Target-Specific Prediction of Ligand Affinity with Structure-Based Interaction Fingerprints
journal contributionposted on 19.08.2019 by Florian Leidner, Nese Kurt Yilmaz, Celia A. Schiffer
Any type of content formally published in an academic journal, usually following a peer-review process.
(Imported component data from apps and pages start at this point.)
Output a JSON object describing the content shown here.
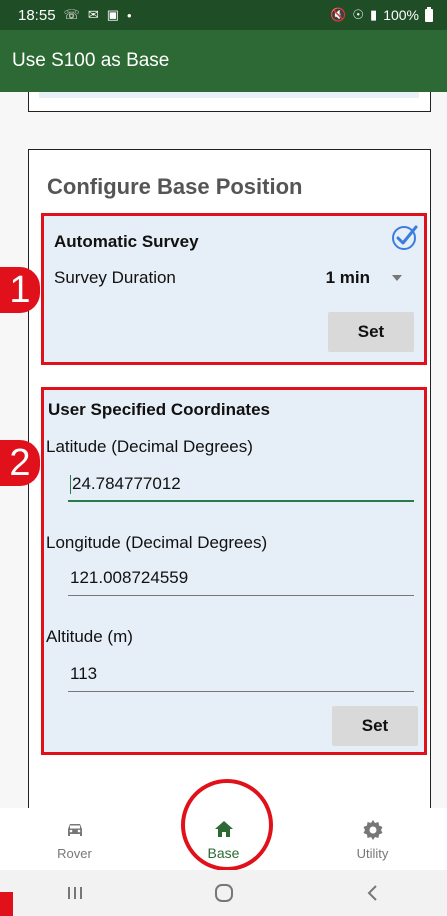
{
  "status_bar": {
    "time": "18:55",
    "battery": "100%",
    "icons": [
      "whatsapp-icon",
      "mail-icon",
      "image-icon",
      "dot-icon",
      "mute-icon",
      "wifi-icon",
      "signal-icon",
      "battery-icon"
    ]
  },
  "app_bar": {
    "title": "Use S100 as Base"
  },
  "config": {
    "title": "Configure Base Position",
    "auto": {
      "title": "Automatic Survey",
      "checked": true,
      "duration_label": "Survey Duration",
      "duration_value": "1 min",
      "set_label": "Set"
    },
    "user": {
      "title": "User Specified Coordinates",
      "lat_label": "Latitude (Decimal Degrees)",
      "lat_value": "24.784777012",
      "lon_label": "Longitude (Decimal Degrees)",
      "lon_value": "121.008724559",
      "alt_label": "Altitude (m)",
      "alt_value": "113",
      "set_label": "Set"
    }
  },
  "annotations": {
    "badge_1": "1",
    "badge_2": "2"
  },
  "bottom_nav": {
    "items": [
      {
        "label": "Rover",
        "icon": "car-icon",
        "active": false
      },
      {
        "label": "Base",
        "icon": "home-icon",
        "active": true
      },
      {
        "label": "Utility",
        "icon": "gear-icon",
        "active": false
      }
    ]
  },
  "colors": {
    "status_bar": "#1f4d26",
    "app_bar": "#2c6935",
    "accent_red": "#e0111b",
    "panel_bg": "#e6eef7",
    "check_blue": "#3b7ddd"
  }
}
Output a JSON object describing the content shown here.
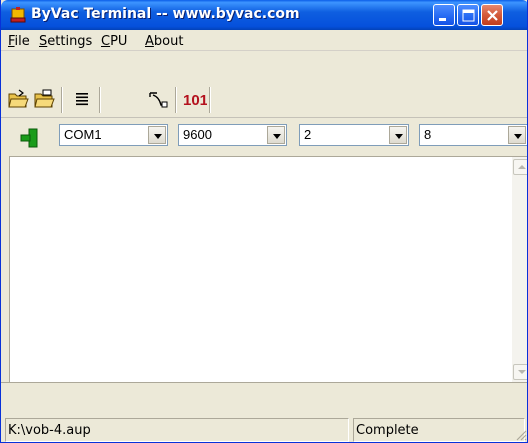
{
  "window": {
    "title": "ByVac Terminal -- www.byvac.com"
  },
  "menu": [
    {
      "label": "File",
      "mnemonic": "F",
      "rest": "ile"
    },
    {
      "label": "Settings",
      "mnemonic": "S",
      "rest": "ettings"
    },
    {
      "label": "CPU",
      "mnemonic": "C",
      "rest": "PU"
    },
    {
      "label": "About",
      "mnemonic": "A",
      "rest": "bout"
    }
  ],
  "toolbar": {
    "icons": [
      "open-folder-icon",
      "save-folder-icon",
      "text-lines-icon",
      "cable-icon",
      "binary-101-icon"
    ],
    "binary_label": "101"
  },
  "settings": {
    "port": "COM1",
    "baud": "9600",
    "stop_bits": "2",
    "data_bits": "8"
  },
  "terminal": {
    "content": ""
  },
  "status": {
    "file": "K:\\vob-4.aup",
    "state": "Complete"
  },
  "colors": {
    "title_bar": "#0550dc",
    "close_button": "#d35a3a",
    "window_face": "#ece9d8",
    "connect_green": "#1a9c1a",
    "binary_red": "#b4121e"
  }
}
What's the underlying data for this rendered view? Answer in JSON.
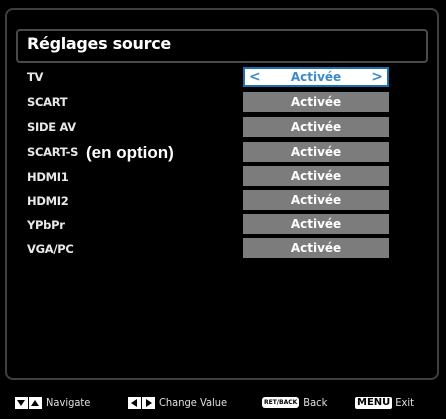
{
  "title": "Réglages source",
  "optional_note": "(en option)",
  "rows": [
    {
      "label": "TV",
      "value": "Activée",
      "selected": true
    },
    {
      "label": "SCART",
      "value": "Activée"
    },
    {
      "label": "SIDE AV",
      "value": "Activée"
    },
    {
      "label": "SCART-S",
      "value": "Activée"
    },
    {
      "label": "HDMI1",
      "value": "Activée"
    },
    {
      "label": "HDMI2",
      "value": "Activée"
    },
    {
      "label": "YPbPr",
      "value": "Activée"
    },
    {
      "label": "VGA/PC",
      "value": "Activée"
    }
  ],
  "footer": {
    "navigate": "Navigate",
    "change_value": "Change Value",
    "retback_key": "RET/BACK",
    "back": "Back",
    "menu_key": "MENU",
    "exit": "Exit"
  },
  "colors": {
    "selected_text": "#3d8bc8",
    "value_bg": "#7c7c7c",
    "selected_border": "#1d6fb3"
  }
}
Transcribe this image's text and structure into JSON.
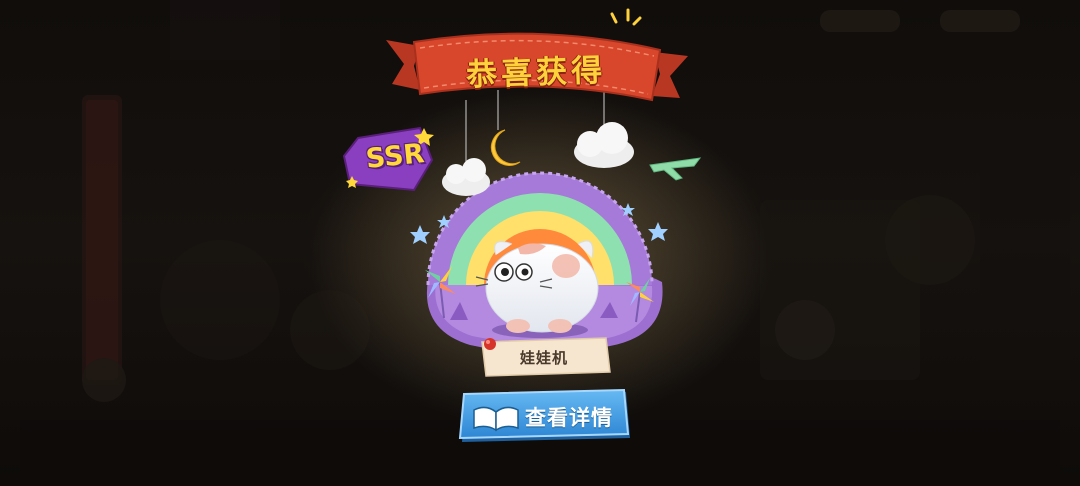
{
  "reward_dialog": {
    "title": "恭喜获得",
    "rarity_badge": "SSR",
    "item_name": "娃娃机",
    "details_button_label": "查看详情"
  },
  "icons": {
    "rarity": "ssr-star-badge-icon",
    "moon": "crescent-moon-icon",
    "clouds": "cloud-icon",
    "airplane": "paper-airplane-icon",
    "pinwheel": "pinwheel-icon",
    "stars": "star-icon",
    "pin": "red-pushpin-icon",
    "book": "open-book-icon",
    "creature": "round-cat-creature-icon"
  },
  "colors": {
    "banner_red": "#d8462c",
    "banner_text": "#ffd23c",
    "rainbow_purple": "#b58be0",
    "rainbow_green": "#8fe0b0",
    "rainbow_yellow": "#ffe06a",
    "rainbow_orange": "#ff8a3c",
    "button_blue": "#3d9be3",
    "label_paper": "#f6e6cf"
  }
}
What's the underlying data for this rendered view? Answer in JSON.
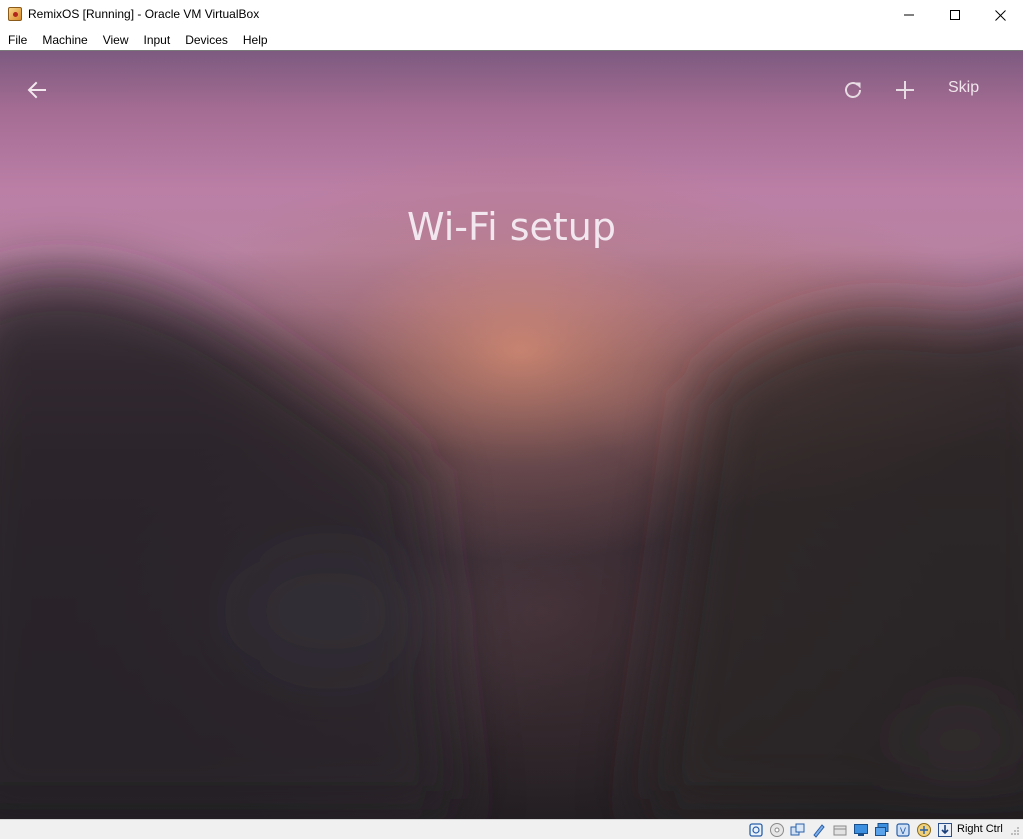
{
  "window": {
    "title": "RemixOS [Running] - Oracle VM VirtualBox",
    "app_icon": "virtualbox-icon",
    "controls": [
      "minimize-icon",
      "maximize-icon",
      "close-icon"
    ]
  },
  "menubar": {
    "items": [
      "File",
      "Machine",
      "View",
      "Input",
      "Devices",
      "Help"
    ]
  },
  "guest": {
    "toolbar": {
      "back_icon": "arrow-left-icon",
      "refresh_icon": "refresh-icon",
      "add_icon": "plus-icon",
      "skip_label": "Skip"
    },
    "page_title": "Wi-Fi setup"
  },
  "statusbar": {
    "indicator_icons": [
      "hard-disk-icon",
      "optical-drive-icon",
      "audio-icon",
      "network-icon",
      "usb-icon",
      "shared-folders-icon",
      "display-icon",
      "video-capture-icon",
      "cpu-icon",
      "mouse-integration-icon",
      "keyboard-icon"
    ],
    "host_key": "Right Ctrl"
  },
  "colors": {
    "title_text": "#f3e7ef",
    "sky_top": "#7d5a80",
    "sky_mid": "#bb7fa6",
    "ground": "#1f1d22"
  }
}
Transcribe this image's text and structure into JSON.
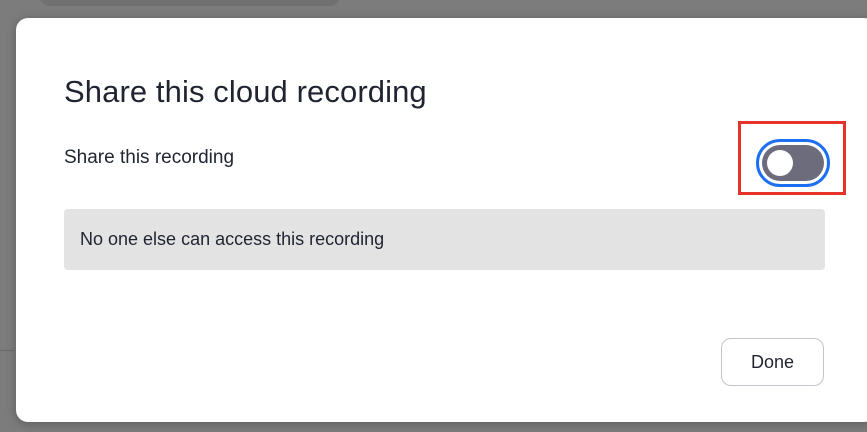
{
  "dialog": {
    "title": "Share this cloud recording",
    "share_label": "Share this recording",
    "share_toggle": {
      "checked": false,
      "highlighted": true
    },
    "access_message": "No one else can access this recording",
    "done_label": "Done"
  },
  "colors": {
    "toggle_track": "#6c6c7c",
    "toggle_focus_ring": "#1d6ff2",
    "highlight_box": "#e5322a",
    "access_box_bg": "#e3e3e3",
    "backdrop": "#7c7c7c"
  }
}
Discovery and optimization of small molecule inhibitors as therapeutic drugs have immensely benefited from rational structure-based drug design. With recent advances in high-resolution structure determination, computational power, and machine learning methodology, it is becoming more tractable to elucidate the structural basis of drug potency. However, the applicability of machine learning models to drug design is limited by the interpretability of the resulting models in terms of feature importance. Here, we take advantage of the large number of available inhibitor-bound HIV-1 protease structures and associated potencies to evaluate inhibitor diversity and machine learning models to predict ligand affinity. First, using a hierarchical clustering approach, we grouped HIV-1 protease inhibitors and identified distinct core structures. Explicit features including protein–ligand interactions were extracted from high-resolution cocrystal structures as 3D-based fingerprints. We found that a gradient boosting machine learning model with this explicit feature attribution can predict binding affinity with high accuracy. Finally, Shapley values were derived to explain local feature importance. We found specific van der Waals (vdW) interactions of key protein residues are pivotal for the predicted potency. Protein-specific and interpretable prediction models can guide the optimization of many small molecule drugs for improved potency.